## What to do
Sort through the entries below and pull out lines containing the word "title".

## Page and application data records
=== Section Start ===

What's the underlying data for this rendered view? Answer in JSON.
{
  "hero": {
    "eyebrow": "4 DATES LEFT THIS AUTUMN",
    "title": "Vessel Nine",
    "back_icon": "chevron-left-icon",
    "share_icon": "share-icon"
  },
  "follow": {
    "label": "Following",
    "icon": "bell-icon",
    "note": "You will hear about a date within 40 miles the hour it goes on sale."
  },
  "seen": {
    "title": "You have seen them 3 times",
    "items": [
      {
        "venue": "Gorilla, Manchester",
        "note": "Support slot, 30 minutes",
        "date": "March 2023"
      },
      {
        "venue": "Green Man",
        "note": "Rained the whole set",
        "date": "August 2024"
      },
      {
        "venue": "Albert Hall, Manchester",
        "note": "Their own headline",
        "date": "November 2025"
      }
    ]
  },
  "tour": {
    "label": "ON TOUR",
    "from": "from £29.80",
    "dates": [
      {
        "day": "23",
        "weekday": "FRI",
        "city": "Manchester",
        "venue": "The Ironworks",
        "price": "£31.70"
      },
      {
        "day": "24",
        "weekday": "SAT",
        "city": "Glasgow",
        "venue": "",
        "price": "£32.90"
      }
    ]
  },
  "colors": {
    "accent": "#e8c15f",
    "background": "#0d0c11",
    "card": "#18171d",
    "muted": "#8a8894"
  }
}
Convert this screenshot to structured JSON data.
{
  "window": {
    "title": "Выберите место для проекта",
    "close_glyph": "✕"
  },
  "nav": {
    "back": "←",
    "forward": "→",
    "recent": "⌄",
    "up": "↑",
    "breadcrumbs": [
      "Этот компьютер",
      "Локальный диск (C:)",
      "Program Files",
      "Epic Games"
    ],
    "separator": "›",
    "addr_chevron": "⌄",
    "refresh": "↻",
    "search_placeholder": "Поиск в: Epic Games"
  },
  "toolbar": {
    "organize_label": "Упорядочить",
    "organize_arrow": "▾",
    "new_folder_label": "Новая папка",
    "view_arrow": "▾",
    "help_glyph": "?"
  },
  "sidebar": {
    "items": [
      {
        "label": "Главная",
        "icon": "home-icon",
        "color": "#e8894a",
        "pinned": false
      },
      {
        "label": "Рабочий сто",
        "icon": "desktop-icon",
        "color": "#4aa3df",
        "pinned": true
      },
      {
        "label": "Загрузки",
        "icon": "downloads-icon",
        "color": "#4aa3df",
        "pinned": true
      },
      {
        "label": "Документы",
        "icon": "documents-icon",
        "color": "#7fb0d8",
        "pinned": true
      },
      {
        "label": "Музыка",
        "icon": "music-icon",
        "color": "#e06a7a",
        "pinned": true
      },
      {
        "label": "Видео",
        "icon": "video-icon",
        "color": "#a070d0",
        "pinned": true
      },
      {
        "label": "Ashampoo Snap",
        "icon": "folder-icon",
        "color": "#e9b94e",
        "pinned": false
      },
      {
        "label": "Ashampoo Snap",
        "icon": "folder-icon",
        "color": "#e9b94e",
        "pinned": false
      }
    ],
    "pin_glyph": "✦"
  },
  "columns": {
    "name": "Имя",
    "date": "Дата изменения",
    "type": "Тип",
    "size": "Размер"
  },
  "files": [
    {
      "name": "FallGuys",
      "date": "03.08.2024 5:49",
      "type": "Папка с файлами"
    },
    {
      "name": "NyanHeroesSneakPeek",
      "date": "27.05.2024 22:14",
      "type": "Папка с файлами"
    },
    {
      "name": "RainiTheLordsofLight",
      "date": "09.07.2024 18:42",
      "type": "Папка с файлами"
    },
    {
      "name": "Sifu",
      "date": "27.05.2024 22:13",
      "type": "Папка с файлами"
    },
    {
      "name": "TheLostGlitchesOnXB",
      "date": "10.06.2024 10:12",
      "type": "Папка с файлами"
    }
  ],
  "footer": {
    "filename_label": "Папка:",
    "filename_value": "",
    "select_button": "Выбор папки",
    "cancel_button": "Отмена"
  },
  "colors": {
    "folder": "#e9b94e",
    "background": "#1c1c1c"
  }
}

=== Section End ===

## Problem solution
    "title": "Vessel Nine",
    "title": "You have seen them 3 times",
    "title": "Выберите место для проекта",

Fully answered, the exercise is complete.